Material for this exercise Block Start

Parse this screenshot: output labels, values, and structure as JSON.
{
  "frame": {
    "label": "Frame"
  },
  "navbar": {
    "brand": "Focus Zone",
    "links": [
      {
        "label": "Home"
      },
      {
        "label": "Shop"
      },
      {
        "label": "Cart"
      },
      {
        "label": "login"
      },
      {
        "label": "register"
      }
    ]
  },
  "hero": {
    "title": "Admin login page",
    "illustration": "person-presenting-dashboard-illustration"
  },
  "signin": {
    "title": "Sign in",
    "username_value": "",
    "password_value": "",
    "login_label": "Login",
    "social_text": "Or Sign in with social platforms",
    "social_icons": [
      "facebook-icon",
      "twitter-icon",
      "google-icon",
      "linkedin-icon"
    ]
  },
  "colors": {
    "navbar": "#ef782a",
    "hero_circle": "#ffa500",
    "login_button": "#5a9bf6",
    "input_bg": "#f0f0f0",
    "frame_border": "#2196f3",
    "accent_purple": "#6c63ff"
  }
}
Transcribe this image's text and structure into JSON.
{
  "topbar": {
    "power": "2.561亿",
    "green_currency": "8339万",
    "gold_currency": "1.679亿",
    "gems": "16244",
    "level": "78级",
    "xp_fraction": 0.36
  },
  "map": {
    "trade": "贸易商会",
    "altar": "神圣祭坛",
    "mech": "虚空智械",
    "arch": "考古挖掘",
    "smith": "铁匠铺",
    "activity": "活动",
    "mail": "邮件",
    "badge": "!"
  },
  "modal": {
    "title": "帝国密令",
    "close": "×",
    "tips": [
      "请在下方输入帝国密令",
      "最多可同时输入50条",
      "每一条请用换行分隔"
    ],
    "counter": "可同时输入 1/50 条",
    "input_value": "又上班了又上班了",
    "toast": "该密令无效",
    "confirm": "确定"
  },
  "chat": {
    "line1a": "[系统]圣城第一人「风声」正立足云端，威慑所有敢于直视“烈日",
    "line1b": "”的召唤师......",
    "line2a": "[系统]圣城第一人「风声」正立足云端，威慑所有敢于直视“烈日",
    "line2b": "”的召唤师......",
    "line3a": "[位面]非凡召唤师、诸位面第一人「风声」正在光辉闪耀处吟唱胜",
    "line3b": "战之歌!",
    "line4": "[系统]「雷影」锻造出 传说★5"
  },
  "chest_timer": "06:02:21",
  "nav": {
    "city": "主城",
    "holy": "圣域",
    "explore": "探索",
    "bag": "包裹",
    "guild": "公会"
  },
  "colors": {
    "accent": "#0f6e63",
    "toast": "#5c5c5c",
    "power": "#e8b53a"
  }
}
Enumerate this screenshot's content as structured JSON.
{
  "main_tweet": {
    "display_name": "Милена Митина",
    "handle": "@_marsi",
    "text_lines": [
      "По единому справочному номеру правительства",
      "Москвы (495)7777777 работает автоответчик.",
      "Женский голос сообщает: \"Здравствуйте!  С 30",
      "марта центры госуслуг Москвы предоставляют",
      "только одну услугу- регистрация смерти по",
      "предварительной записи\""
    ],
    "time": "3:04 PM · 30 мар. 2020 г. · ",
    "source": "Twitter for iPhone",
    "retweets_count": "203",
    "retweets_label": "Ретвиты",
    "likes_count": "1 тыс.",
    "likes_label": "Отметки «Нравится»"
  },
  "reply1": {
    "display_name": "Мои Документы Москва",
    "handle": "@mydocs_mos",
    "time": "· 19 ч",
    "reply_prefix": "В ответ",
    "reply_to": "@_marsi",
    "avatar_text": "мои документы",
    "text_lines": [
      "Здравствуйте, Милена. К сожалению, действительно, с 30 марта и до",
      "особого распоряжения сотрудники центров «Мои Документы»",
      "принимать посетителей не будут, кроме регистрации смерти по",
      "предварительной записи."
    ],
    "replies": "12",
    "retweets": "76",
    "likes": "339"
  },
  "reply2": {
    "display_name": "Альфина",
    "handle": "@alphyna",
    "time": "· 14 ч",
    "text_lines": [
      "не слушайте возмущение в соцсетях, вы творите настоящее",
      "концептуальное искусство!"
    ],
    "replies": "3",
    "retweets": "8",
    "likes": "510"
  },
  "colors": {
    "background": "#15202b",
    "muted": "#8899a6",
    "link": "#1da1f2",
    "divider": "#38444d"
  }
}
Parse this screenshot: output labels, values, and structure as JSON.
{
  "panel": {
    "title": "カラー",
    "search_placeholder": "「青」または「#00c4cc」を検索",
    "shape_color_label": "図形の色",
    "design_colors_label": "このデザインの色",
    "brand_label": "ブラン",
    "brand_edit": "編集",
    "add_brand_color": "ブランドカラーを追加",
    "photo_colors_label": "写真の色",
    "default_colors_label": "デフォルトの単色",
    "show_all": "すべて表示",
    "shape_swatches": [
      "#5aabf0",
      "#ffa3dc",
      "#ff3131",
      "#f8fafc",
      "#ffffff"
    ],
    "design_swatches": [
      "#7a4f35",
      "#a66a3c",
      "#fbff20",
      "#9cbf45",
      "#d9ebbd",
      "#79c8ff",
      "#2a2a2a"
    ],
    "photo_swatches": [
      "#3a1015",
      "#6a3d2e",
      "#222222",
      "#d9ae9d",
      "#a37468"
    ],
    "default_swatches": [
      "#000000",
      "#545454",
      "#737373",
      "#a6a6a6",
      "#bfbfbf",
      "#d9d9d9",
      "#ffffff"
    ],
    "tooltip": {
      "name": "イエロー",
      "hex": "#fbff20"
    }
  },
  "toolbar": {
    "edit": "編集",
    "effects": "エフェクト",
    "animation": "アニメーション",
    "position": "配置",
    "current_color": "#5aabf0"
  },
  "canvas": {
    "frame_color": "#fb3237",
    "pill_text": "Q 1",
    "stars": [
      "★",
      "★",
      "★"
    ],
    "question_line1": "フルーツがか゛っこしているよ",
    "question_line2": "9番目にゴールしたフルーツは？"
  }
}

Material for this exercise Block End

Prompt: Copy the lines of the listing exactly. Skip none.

Result of this task:
Parse this screenshot: output labels, values, and structure as JSON.
{
  "frame": {
    "label": "Frame"
  },
  "navbar": {
    "brand": "Focus Zone",
    "links": [
      {
        "label": "Home"
      },
      {
        "label": "Shop"
      },
      {
        "label": "Cart"
      },
      {
        "label": "login"
      },
      {
        "label": "register"
      }
    ]
  },
  "hero": {
    "title": "Admin login page",
    "illustration": "person-presenting-dashboard-illustration"
  },
  "signin": {
    "title": "Sign in",
    "username_value": "",
    "password_value": "",
    "login_label": "Login",
    "social_text": "Or Sign in with social platforms",
    "social_icons": [
      "facebook-icon",
      "twitter-icon",
      "google-icon",
      "linkedin-icon"
    ]
  },
  "colors": {
    "navbar": "#ef782a",
    "hero_circle": "#ffa500",
    "login_button": "#5a9bf6",
    "input_bg": "#f0f0f0",
    "frame_border": "#2196f3",
    "accent_purple": "#6c63ff"
  }
}
Transcribe this image's text and structure into JSON.
{
  "topbar": {
    "power": "2.561亿",
    "green_currency": "8339万",
    "gold_currency": "1.679亿",
    "gems": "16244",
    "level": "78级",
    "xp_fraction": 0.36
  },
  "map": {
    "trade": "贸易商会",
    "altar": "神圣祭坛",
    "mech": "虚空智械",
    "arch": "考古挖掘",
    "smith": "铁匠铺",
    "activity": "活动",
    "mail": "邮件",
    "badge": "!"
  },
  "modal": {
    "title": "帝国密令",
    "close": "×",
    "tips": [
      "请在下方输入帝国密令",
      "最多可同时输入50条",
      "每一条请用换行分隔"
    ],
    "counter": "可同时输入 1/50 条",
    "input_value": "又上班了又上班了",
    "toast": "该密令无效",
    "confirm": "确定"
  },
  "chat": {
    "line1a": "[系统]圣城第一人「风声」正立足云端，威慑所有敢于直视“烈日",
    "line1b": "”的召唤师......",
    "line2a": "[系统]圣城第一人「风声」正立足云端，威慑所有敢于直视“烈日",
    "line2b": "”的召唤师......",
    "line3a": "[位面]非凡召唤师、诸位面第一人「风声」正在光辉闪耀处吟唱胜",
    "line3b": "战之歌!",
    "line4": "[系统]「雷影」锻造出 传说★5"
  },
  "chest_timer": "06:02:21",
  "nav": {
    "city": "主城",
    "holy": "圣域",
    "explore": "探索",
    "bag": "包裹",
    "guild": "公会"
  },
  "colors": {
    "accent": "#0f6e63",
    "toast": "#5c5c5c",
    "power": "#e8b53a"
  }
}
Enumerate this screenshot's content as structured JSON.
{
  "main_tweet": {
    "display_name": "Милена Митина",
    "handle": "@_marsi",
    "text_lines": [
      "По единому справочному номеру правительства",
      "Москвы (495)7777777 работает автоответчик.",
      "Женский голос сообщает: \"Здравствуйте!  С 30",
      "марта центры госуслуг Москвы предоставляют",
      "только одну услугу- регистрация смерти по",
      "предварительной записи\""
    ],
    "time": "3:04 PM · 30 мар. 2020 г. · ",
    "source": "Twitter for iPhone",
    "retweets_count": "203",
    "retweets_label": "Ретвиты",
    "likes_count": "1 тыс.",
    "likes_label": "Отметки «Нравится»"
  },
  "reply1": {
    "display_name": "Мои Документы Москва",
    "handle": "@mydocs_mos",
    "time": "· 19 ч",
    "reply_prefix": "В ответ",
    "reply_to": "@_marsi",
    "avatar_text": "мои документы",
    "text_lines": [
      "Здравствуйте, Милена. К сожалению, действительно, с 30 марта и до",
      "особого распоряжения сотрудники центров «Мои Документы»",
      "принимать посетителей не будут, кроме регистрации смерти по",
      "предварительной записи."
    ],
    "replies": "12",
    "retweets": "76",
    "likes": "339"
  },
  "reply2": {
    "display_name": "Альфина",
    "handle": "@alphyna",
    "time": "· 14 ч",
    "text_lines": [
      "не слушайте возмущение в соцсетях, вы творите настоящее",
      "концептуальное искусство!"
    ],
    "replies": "3",
    "retweets": "8",
    "likes": "510"
  },
  "colors": {
    "background": "#15202b",
    "muted": "#8899a6",
    "link": "#1da1f2",
    "divider": "#38444d"
  }
}
Parse this screenshot: output labels, values, and structure as JSON.
{
  "panel": {
    "title": "カラー",
    "search_placeholder": "「青」または「#00c4cc」を検索",
    "shape_color_label": "図形の色",
    "design_colors_label": "このデザインの色",
    "brand_label": "ブラン",
    "brand_edit": "編集",
    "add_brand_color": "ブランドカラーを追加",
    "photo_colors_label": "写真の色",
    "default_colors_label": "デフォルトの単色",
    "show_all": "すべて表示",
    "shape_swatches": [
      "#5aabf0",
      "#ffa3dc",
      "#ff3131",
      "#f8fafc",
      "#ffffff"
    ],
    "design_swatches": [
      "#7a4f35",
      "#a66a3c",
      "#fbff20",
      "#9cbf45",
      "#d9ebbd",
      "#79c8ff",
      "#2a2a2a"
    ],
    "photo_swatches": [
      "#3a1015",
      "#6a3d2e",
      "#222222",
      "#d9ae9d",
      "#a37468"
    ],
    "default_swatches": [
      "#000000",
      "#545454",
      "#737373",
      "#a6a6a6",
      "#bfbfbf",
      "#d9d9d9",
      "#ffffff"
    ],
    "tooltip": {
      "name": "イエロー",
      "hex": "#fbff20"
    }
  },
  "toolbar": {
    "edit": "編集",
    "effects": "エフェクト",
    "animation": "アニメーション",
    "position": "配置",
    "current_color": "#5aabf0"
  },
  "canvas": {
    "frame_color": "#fb3237",
    "pill_text": "Q 1",
    "stars": [
      "★",
      "★",
      "★"
    ],
    "question_line1": "フルーツがか゛っこしているよ",
    "question_line2": "9番目にゴールしたフルーツは？"
  }
}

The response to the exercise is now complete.